### Your goal
Please retype every entry below, keeping it exactly the same.

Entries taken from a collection

┄┄┄┄┄┄┄┄┄┄

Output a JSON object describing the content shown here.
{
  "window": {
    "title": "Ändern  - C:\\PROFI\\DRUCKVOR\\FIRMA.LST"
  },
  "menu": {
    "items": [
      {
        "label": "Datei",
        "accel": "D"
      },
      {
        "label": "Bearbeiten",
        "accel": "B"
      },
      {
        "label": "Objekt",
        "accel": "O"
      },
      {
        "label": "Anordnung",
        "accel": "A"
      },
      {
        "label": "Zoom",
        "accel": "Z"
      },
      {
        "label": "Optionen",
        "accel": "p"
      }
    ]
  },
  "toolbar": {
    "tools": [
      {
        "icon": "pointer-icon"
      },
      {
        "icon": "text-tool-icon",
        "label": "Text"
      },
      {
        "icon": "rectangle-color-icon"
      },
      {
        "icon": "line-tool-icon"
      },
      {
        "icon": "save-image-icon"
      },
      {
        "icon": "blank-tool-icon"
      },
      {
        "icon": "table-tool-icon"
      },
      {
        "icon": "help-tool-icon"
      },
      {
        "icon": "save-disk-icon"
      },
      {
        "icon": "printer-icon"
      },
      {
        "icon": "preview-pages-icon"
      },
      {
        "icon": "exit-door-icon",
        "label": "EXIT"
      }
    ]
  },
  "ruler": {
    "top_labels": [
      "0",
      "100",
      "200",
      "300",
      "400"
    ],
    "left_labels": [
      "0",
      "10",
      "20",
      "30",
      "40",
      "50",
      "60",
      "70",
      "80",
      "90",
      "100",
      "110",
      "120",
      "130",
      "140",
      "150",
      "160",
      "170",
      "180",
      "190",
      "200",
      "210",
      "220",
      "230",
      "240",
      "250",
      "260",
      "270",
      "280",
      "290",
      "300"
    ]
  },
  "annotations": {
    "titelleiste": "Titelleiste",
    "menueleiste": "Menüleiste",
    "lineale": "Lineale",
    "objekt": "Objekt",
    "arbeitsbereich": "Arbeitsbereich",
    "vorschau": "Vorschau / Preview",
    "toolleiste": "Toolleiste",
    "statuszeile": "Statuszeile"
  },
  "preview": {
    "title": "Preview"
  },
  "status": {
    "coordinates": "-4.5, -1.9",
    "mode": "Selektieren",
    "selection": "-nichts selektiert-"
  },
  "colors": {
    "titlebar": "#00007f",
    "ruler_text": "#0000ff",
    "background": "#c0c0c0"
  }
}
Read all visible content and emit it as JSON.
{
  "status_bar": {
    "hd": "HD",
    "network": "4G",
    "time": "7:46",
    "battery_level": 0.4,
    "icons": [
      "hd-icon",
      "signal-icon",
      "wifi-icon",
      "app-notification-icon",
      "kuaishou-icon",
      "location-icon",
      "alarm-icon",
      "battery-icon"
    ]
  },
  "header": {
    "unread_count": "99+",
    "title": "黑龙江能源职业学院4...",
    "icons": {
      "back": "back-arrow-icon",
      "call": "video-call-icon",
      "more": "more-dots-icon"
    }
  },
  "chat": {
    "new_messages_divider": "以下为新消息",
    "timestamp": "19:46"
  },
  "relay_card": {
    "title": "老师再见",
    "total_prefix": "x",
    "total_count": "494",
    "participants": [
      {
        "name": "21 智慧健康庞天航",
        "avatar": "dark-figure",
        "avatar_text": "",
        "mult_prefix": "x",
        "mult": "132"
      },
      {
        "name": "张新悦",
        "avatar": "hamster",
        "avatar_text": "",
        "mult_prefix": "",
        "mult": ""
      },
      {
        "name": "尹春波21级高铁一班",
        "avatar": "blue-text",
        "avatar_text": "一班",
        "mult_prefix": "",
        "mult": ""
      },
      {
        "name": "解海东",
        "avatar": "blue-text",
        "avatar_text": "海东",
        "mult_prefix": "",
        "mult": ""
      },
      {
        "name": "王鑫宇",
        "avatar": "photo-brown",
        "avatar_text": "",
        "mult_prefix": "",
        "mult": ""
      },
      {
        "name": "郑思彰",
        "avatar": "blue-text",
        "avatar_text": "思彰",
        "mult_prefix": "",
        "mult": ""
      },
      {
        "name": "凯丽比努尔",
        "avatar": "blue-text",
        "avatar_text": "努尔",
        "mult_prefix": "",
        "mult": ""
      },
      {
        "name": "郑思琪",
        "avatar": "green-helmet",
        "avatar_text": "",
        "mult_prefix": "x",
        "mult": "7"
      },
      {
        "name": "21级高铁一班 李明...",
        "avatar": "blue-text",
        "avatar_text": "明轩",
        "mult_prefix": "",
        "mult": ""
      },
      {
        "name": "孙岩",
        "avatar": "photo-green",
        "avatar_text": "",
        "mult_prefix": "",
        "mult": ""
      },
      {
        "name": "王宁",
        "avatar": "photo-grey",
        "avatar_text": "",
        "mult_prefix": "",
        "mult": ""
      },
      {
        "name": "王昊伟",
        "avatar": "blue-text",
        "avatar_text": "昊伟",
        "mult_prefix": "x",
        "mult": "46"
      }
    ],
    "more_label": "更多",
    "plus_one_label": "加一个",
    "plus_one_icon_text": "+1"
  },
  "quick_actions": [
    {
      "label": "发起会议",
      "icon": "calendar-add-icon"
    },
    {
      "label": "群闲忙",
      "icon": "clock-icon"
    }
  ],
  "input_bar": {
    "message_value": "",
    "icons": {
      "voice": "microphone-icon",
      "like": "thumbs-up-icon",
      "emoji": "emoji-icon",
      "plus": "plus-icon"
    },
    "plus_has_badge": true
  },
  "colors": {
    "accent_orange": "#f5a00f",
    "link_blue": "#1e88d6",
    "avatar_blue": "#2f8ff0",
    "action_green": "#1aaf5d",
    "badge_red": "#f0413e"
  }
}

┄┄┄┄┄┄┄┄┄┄

### Worked solution
Output a JSON object describing the content shown here.
{
  "window": {
    "title": "Ändern  - C:\\PROFI\\DRUCKVOR\\FIRMA.LST"
  },
  "menu": {
    "items": [
      {
        "label": "Datei",
        "accel": "D"
      },
      {
        "label": "Bearbeiten",
        "accel": "B"
      },
      {
        "label": "Objekt",
        "accel": "O"
      },
      {
        "label": "Anordnung",
        "accel": "A"
      },
      {
        "label": "Zoom",
        "accel": "Z"
      },
      {
        "label": "Optionen",
        "accel": "p"
      }
    ]
  },
  "toolbar": {
    "tools": [
      {
        "icon": "pointer-icon"
      },
      {
        "icon": "text-tool-icon",
        "label": "Text"
      },
      {
        "icon": "rectangle-color-icon"
      },
      {
        "icon": "line-tool-icon"
      },
      {
        "icon": "save-image-icon"
      },
      {
        "icon": "blank-tool-icon"
      },
      {
        "icon": "table-tool-icon"
      },
      {
        "icon": "help-tool-icon"
      },
      {
        "icon": "save-disk-icon"
      },
      {
        "icon": "printer-icon"
      },
      {
        "icon": "preview-pages-icon"
      },
      {
        "icon": "exit-door-icon",
        "label": "EXIT"
      }
    ]
  },
  "ruler": {
    "top_labels": [
      "0",
      "100",
      "200",
      "300",
      "400"
    ],
    "left_labels": [
      "0",
      "10",
      "20",
      "30",
      "40",
      "50",
      "60",
      "70",
      "80",
      "90",
      "100",
      "110",
      "120",
      "130",
      "140",
      "150",
      "160",
      "170",
      "180",
      "190",
      "200",
      "210",
      "220",
      "230",
      "240",
      "250",
      "260",
      "270",
      "280",
      "290",
      "300"
    ]
  },
  "annotations": {
    "titelleiste": "Titelleiste",
    "menueleiste": "Menüleiste",
    "lineale": "Lineale",
    "objekt": "Objekt",
    "arbeitsbereich": "Arbeitsbereich",
    "vorschau": "Vorschau / Preview",
    "toolleiste": "Toolleiste",
    "statuszeile": "Statuszeile"
  },
  "preview": {
    "title": "Preview"
  },
  "status": {
    "coordinates": "-4.5, -1.9",
    "mode": "Selektieren",
    "selection": "-nichts selektiert-"
  },
  "colors": {
    "titlebar": "#00007f",
    "ruler_text": "#0000ff",
    "background": "#c0c0c0"
  }
}
Read all visible content and emit it as JSON.
{
  "status_bar": {
    "hd": "HD",
    "network": "4G",
    "time": "7:46",
    "battery_level": 0.4,
    "icons": [
      "hd-icon",
      "signal-icon",
      "wifi-icon",
      "app-notification-icon",
      "kuaishou-icon",
      "location-icon",
      "alarm-icon",
      "battery-icon"
    ]
  },
  "header": {
    "unread_count": "99+",
    "title": "黑龙江能源职业学院4...",
    "icons": {
      "back": "back-arrow-icon",
      "call": "video-call-icon",
      "more": "more-dots-icon"
    }
  },
  "chat": {
    "new_messages_divider": "以下为新消息",
    "timestamp": "19:46"
  },
  "relay_card": {
    "title": "老师再见",
    "total_prefix": "x",
    "total_count": "494",
    "participants": [
      {
        "name": "21 智慧健康庞天航",
        "avatar": "dark-figure",
        "avatar_text": "",
        "mult_prefix": "x",
        "mult": "132"
      },
      {
        "name": "张新悦",
        "avatar": "hamster",
        "avatar_text": "",
        "mult_prefix": "",
        "mult": ""
      },
      {
        "name": "尹春波21级高铁一班",
        "avatar": "blue-text",
        "avatar_text": "一班",
        "mult_prefix": "",
        "mult": ""
      },
      {
        "name": "解海东",
        "avatar": "blue-text",
        "avatar_text": "海东",
        "mult_prefix": "",
        "mult": ""
      },
      {
        "name": "王鑫宇",
        "avatar": "photo-brown",
        "avatar_text": "",
        "mult_prefix": "",
        "mult": ""
      },
      {
        "name": "郑思彰",
        "avatar": "blue-text",
        "avatar_text": "思彰",
        "mult_prefix": "",
        "mult": ""
      },
      {
        "name": "凯丽比努尔",
        "avatar": "blue-text",
        "avatar_text": "努尔",
        "mult_prefix": "",
        "mult": ""
      },
      {
        "name": "郑思琪",
        "avatar": "green-helmet",
        "avatar_text": "",
        "mult_prefix": "x",
        "mult": "7"
      },
      {
        "name": "21级高铁一班 李明...",
        "avatar": "blue-text",
        "avatar_text": "明轩",
        "mult_prefix": "",
        "mult": ""
      },
      {
        "name": "孙岩",
        "avatar": "photo-green",
        "avatar_text": "",
        "mult_prefix": "",
        "mult": ""
      },
      {
        "name": "王宁",
        "avatar": "photo-grey",
        "avatar_text": "",
        "mult_prefix": "",
        "mult": ""
      },
      {
        "name": "王昊伟",
        "avatar": "blue-text",
        "avatar_text": "昊伟",
        "mult_prefix": "x",
        "mult": "46"
      }
    ],
    "more_label": "更多",
    "plus_one_label": "加一个",
    "plus_one_icon_text": "+1"
  },
  "quick_actions": [
    {
      "label": "发起会议",
      "icon": "calendar-add-icon"
    },
    {
      "label": "群闲忙",
      "icon": "clock-icon"
    }
  ],
  "input_bar": {
    "message_value": "",
    "icons": {
      "voice": "microphone-icon",
      "like": "thumbs-up-icon",
      "emoji": "emoji-icon",
      "plus": "plus-icon"
    },
    "plus_has_badge": true
  },
  "colors": {
    "accent_orange": "#f5a00f",
    "link_blue": "#1e88d6",
    "avatar_blue": "#2f8ff0",
    "action_green": "#1aaf5d",
    "badge_red": "#f0413e"
  }
}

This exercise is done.